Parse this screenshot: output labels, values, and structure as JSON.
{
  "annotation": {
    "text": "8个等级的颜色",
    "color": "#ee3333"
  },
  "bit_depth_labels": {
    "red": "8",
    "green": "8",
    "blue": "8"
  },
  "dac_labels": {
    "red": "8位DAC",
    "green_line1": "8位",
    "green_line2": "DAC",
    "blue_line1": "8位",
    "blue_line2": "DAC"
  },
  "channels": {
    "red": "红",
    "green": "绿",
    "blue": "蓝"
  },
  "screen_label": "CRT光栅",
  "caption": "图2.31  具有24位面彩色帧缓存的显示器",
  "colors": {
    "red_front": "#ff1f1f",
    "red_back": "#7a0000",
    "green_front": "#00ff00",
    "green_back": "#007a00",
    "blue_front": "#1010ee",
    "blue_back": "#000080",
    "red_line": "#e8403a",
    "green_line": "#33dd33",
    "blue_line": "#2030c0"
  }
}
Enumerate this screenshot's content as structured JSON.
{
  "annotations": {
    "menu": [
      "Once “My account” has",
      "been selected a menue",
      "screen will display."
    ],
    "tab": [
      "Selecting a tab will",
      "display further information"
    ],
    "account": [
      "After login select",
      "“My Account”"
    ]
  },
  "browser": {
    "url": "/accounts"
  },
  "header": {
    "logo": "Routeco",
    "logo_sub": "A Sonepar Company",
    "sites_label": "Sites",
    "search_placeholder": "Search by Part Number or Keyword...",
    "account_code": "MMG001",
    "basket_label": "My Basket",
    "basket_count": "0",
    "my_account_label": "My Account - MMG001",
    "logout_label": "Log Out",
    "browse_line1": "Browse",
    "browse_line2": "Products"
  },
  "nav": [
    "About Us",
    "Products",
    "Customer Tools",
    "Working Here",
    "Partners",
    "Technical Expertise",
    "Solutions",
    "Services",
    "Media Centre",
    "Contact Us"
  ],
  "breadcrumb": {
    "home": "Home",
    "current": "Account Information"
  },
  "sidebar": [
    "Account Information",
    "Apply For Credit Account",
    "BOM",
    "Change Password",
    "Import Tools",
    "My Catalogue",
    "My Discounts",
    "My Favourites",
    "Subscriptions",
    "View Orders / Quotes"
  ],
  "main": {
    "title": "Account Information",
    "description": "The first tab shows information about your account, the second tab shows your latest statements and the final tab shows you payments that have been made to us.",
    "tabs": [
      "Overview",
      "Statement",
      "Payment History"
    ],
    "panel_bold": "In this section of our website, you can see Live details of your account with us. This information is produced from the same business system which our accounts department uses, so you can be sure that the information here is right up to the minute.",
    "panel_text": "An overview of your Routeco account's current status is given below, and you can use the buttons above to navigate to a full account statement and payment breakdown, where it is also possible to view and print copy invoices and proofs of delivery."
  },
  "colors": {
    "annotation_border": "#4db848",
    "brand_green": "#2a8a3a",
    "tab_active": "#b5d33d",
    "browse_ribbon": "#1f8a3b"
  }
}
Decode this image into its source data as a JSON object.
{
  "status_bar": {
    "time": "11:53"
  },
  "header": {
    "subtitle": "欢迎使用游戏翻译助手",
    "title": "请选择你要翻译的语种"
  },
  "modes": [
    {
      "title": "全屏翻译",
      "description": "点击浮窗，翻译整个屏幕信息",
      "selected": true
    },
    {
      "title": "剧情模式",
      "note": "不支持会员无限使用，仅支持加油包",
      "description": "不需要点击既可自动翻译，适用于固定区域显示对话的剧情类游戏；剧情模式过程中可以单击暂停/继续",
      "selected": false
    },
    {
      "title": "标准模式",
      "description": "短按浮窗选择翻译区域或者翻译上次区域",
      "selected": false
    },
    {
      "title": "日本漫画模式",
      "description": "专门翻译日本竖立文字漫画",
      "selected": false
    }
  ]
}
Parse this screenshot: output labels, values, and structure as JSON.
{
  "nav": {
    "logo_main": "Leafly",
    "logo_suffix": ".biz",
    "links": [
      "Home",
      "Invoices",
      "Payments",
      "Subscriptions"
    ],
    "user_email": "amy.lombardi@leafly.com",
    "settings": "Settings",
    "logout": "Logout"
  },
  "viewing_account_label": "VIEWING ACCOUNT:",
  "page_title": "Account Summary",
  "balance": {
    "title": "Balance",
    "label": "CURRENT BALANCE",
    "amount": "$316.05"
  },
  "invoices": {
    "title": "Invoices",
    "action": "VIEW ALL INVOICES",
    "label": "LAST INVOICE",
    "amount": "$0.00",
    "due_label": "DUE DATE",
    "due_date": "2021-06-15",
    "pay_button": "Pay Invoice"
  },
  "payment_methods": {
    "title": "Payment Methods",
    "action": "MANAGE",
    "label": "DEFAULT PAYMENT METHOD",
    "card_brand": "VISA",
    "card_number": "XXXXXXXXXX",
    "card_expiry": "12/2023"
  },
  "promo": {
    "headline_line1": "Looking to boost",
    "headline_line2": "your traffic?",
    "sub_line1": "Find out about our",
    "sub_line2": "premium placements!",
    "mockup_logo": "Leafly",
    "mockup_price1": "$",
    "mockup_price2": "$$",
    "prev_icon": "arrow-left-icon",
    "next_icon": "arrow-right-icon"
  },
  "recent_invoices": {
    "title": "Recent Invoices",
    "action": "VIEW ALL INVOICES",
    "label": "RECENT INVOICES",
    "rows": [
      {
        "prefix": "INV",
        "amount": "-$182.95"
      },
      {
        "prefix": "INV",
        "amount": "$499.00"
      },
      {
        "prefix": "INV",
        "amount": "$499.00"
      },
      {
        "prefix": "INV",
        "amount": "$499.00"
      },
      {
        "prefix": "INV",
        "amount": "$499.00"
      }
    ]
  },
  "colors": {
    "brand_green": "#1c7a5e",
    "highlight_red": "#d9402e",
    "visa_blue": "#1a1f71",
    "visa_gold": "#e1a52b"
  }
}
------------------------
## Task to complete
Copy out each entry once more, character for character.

## Exercise result
Parse this screenshot: output labels, values, and structure as JSON.
{
  "annotation": {
    "text": "8个等级的颜色",
    "color": "#ee3333"
  },
  "bit_depth_labels": {
    "red": "8",
    "green": "8",
    "blue": "8"
  },
  "dac_labels": {
    "red": "8位DAC",
    "green_line1": "8位",
    "green_line2": "DAC",
    "blue_line1": "8位",
    "blue_line2": "DAC"
  },
  "channels": {
    "red": "红",
    "green": "绿",
    "blue": "蓝"
  },
  "screen_label": "CRT光栅",
  "caption": "图2.31  具有24位面彩色帧缓存的显示器",
  "colors": {
    "red_front": "#ff1f1f",
    "red_back": "#7a0000",
    "green_front": "#00ff00",
    "green_back": "#007a00",
    "blue_front": "#1010ee",
    "blue_back": "#000080",
    "red_line": "#e8403a",
    "green_line": "#33dd33",
    "blue_line": "#2030c0"
  }
}
Enumerate this screenshot's content as structured JSON.
{
  "annotations": {
    "menu": [
      "Once “My account” has",
      "been selected a menue",
      "screen will display."
    ],
    "tab": [
      "Selecting a tab will",
      "display further information"
    ],
    "account": [
      "After login select",
      "“My Account”"
    ]
  },
  "browser": {
    "url": "/accounts"
  },
  "header": {
    "logo": "Routeco",
    "logo_sub": "A Sonepar Company",
    "sites_label": "Sites",
    "search_placeholder": "Search by Part Number or Keyword...",
    "account_code": "MMG001",
    "basket_label": "My Basket",
    "basket_count": "0",
    "my_account_label": "My Account - MMG001",
    "logout_label": "Log Out",
    "browse_line1": "Browse",
    "browse_line2": "Products"
  },
  "nav": [
    "About Us",
    "Products",
    "Customer Tools",
    "Working Here",
    "Partners",
    "Technical Expertise",
    "Solutions",
    "Services",
    "Media Centre",
    "Contact Us"
  ],
  "breadcrumb": {
    "home": "Home",
    "current": "Account Information"
  },
  "sidebar": [
    "Account Information",
    "Apply For Credit Account",
    "BOM",
    "Change Password",
    "Import Tools",
    "My Catalogue",
    "My Discounts",
    "My Favourites",
    "Subscriptions",
    "View Orders / Quotes"
  ],
  "main": {
    "title": "Account Information",
    "description": "The first tab shows information about your account, the second tab shows your latest statements and the final tab shows you payments that have been made to us.",
    "tabs": [
      "Overview",
      "Statement",
      "Payment History"
    ],
    "panel_bold": "In this section of our website, you can see Live details of your account with us. This information is produced from the same business system which our accounts department uses, so you can be sure that the information here is right up to the minute.",
    "panel_text": "An overview of your Routeco account's current status is given below, and you can use the buttons above to navigate to a full account statement and payment breakdown, where it is also possible to view and print copy invoices and proofs of delivery."
  },
  "colors": {
    "annotation_border": "#4db848",
    "brand_green": "#2a8a3a",
    "tab_active": "#b5d33d",
    "browse_ribbon": "#1f8a3b"
  }
}
Decode this image into its source data as a JSON object.
{
  "status_bar": {
    "time": "11:53"
  },
  "header": {
    "subtitle": "欢迎使用游戏翻译助手",
    "title": "请选择你要翻译的语种"
  },
  "modes": [
    {
      "title": "全屏翻译",
      "description": "点击浮窗，翻译整个屏幕信息",
      "selected": true
    },
    {
      "title": "剧情模式",
      "note": "不支持会员无限使用，仅支持加油包",
      "description": "不需要点击既可自动翻译，适用于固定区域显示对话的剧情类游戏；剧情模式过程中可以单击暂停/继续",
      "selected": false
    },
    {
      "title": "标准模式",
      "description": "短按浮窗选择翻译区域或者翻译上次区域",
      "selected": false
    },
    {
      "title": "日本漫画模式",
      "description": "专门翻译日本竖立文字漫画",
      "selected": false
    }
  ]
}
Parse this screenshot: output labels, values, and structure as JSON.
{
  "nav": {
    "logo_main": "Leafly",
    "logo_suffix": ".biz",
    "links": [
      "Home",
      "Invoices",
      "Payments",
      "Subscriptions"
    ],
    "user_email": "amy.lombardi@leafly.com",
    "settings": "Settings",
    "logout": "Logout"
  },
  "viewing_account_label": "VIEWING ACCOUNT:",
  "page_title": "Account Summary",
  "balance": {
    "title": "Balance",
    "label": "CURRENT BALANCE",
    "amount": "$316.05"
  },
  "invoices": {
    "title": "Invoices",
    "action": "VIEW ALL INVOICES",
    "label": "LAST INVOICE",
    "amount": "$0.00",
    "due_label": "DUE DATE",
    "due_date": "2021-06-15",
    "pay_button": "Pay Invoice"
  },
  "payment_methods": {
    "title": "Payment Methods",
    "action": "MANAGE",
    "label": "DEFAULT PAYMENT METHOD",
    "card_brand": "VISA",
    "card_number": "XXXXXXXXXX",
    "card_expiry": "12/2023"
  },
  "promo": {
    "headline_line1": "Looking to boost",
    "headline_line2": "your traffic?",
    "sub_line1": "Find out about our",
    "sub_line2": "premium placements!",
    "mockup_logo": "Leafly",
    "mockup_price1": "$",
    "mockup_price2": "$$",
    "prev_icon": "arrow-left-icon",
    "next_icon": "arrow-right-icon"
  },
  "recent_invoices": {
    "title": "Recent Invoices",
    "action": "VIEW ALL INVOICES",
    "label": "RECENT INVOICES",
    "rows": [
      {
        "prefix": "INV",
        "amount": "-$182.95"
      },
      {
        "prefix": "INV",
        "amount": "$499.00"
      },
      {
        "prefix": "INV",
        "amount": "$499.00"
      },
      {
        "prefix": "INV",
        "amount": "$499.00"
      },
      {
        "prefix": "INV",
        "amount": "$499.00"
      }
    ]
  },
  "colors": {
    "brand_green": "#1c7a5e",
    "highlight_red": "#d9402e",
    "visa_blue": "#1a1f71",
    "visa_gold": "#e1a52b"
  }
}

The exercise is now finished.